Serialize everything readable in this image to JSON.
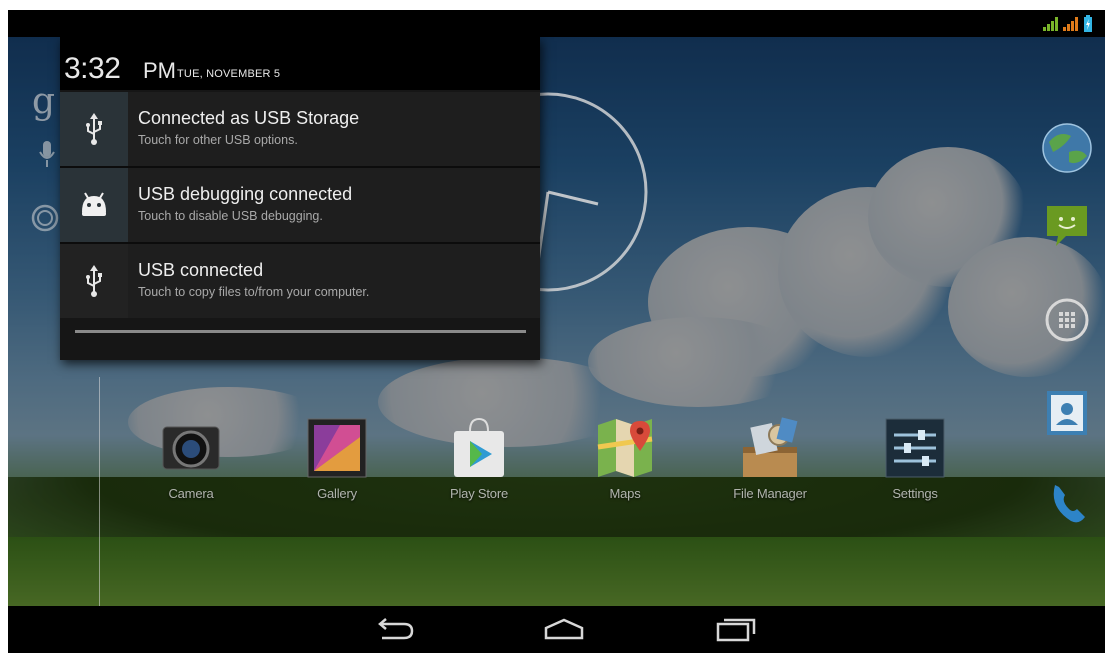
{
  "status_bar": {
    "icons": [
      "signal-bars-icon",
      "signal-bars-icon",
      "battery-charging-icon"
    ],
    "accent": "#33b5e5",
    "signal_color": "#7ab52a"
  },
  "notification_shade": {
    "time": "3:32",
    "ampm": "PM",
    "date": "TUE, NOVEMBER 5",
    "notifications": [
      {
        "icon": "usb-icon",
        "title": "Connected as USB Storage",
        "subtitle": "Touch for other USB options."
      },
      {
        "icon": "android-debug-icon",
        "title": "USB debugging connected",
        "subtitle": "Touch to disable USB debugging."
      },
      {
        "icon": "usb-icon",
        "title": "USB connected",
        "subtitle": "Touch to copy files to/from your computer."
      }
    ]
  },
  "home": {
    "apps": [
      {
        "label": "Camera",
        "icon": "camera-icon"
      },
      {
        "label": "Gallery",
        "icon": "gallery-icon"
      },
      {
        "label": "Play Store",
        "icon": "play-store-icon"
      },
      {
        "label": "Maps",
        "icon": "maps-icon"
      },
      {
        "label": "File Manager",
        "icon": "file-manager-icon"
      },
      {
        "label": "Settings",
        "icon": "settings-icon"
      }
    ],
    "dock": [
      "browser-globe-icon",
      "messaging-icon",
      "app-drawer-icon",
      "contacts-icon",
      "phone-icon"
    ],
    "widgets": [
      "google-search-icon",
      "mic-icon",
      "analog-clock"
    ]
  },
  "nav_bar": {
    "buttons": [
      "back-icon",
      "home-icon",
      "recent-apps-icon"
    ]
  }
}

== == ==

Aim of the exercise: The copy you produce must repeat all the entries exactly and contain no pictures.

The completed task:
Serialize everything readable in this image to JSON.
{
  "status_bar": {
    "icons": [
      "signal-bars-icon",
      "signal-bars-icon",
      "battery-charging-icon"
    ],
    "accent": "#33b5e5",
    "signal_color": "#7ab52a"
  },
  "notification_shade": {
    "time": "3:32",
    "ampm": "PM",
    "date": "TUE, NOVEMBER 5",
    "notifications": [
      {
        "icon": "usb-icon",
        "title": "Connected as USB Storage",
        "subtitle": "Touch for other USB options."
      },
      {
        "icon": "android-debug-icon",
        "title": "USB debugging connected",
        "subtitle": "Touch to disable USB debugging."
      },
      {
        "icon": "usb-icon",
        "title": "USB connected",
        "subtitle": "Touch to copy files to/from your computer."
      }
    ]
  },
  "home": {
    "apps": [
      {
        "label": "Camera",
        "icon": "camera-icon"
      },
      {
        "label": "Gallery",
        "icon": "gallery-icon"
      },
      {
        "label": "Play Store",
        "icon": "play-store-icon"
      },
      {
        "label": "Maps",
        "icon": "maps-icon"
      },
      {
        "label": "File Manager",
        "icon": "file-manager-icon"
      },
      {
        "label": "Settings",
        "icon": "settings-icon"
      }
    ],
    "dock": [
      "browser-globe-icon",
      "messaging-icon",
      "app-drawer-icon",
      "contacts-icon",
      "phone-icon"
    ],
    "widgets": [
      "google-search-icon",
      "mic-icon",
      "analog-clock"
    ]
  },
  "nav_bar": {
    "buttons": [
      "back-icon",
      "home-icon",
      "recent-apps-icon"
    ]
  }
}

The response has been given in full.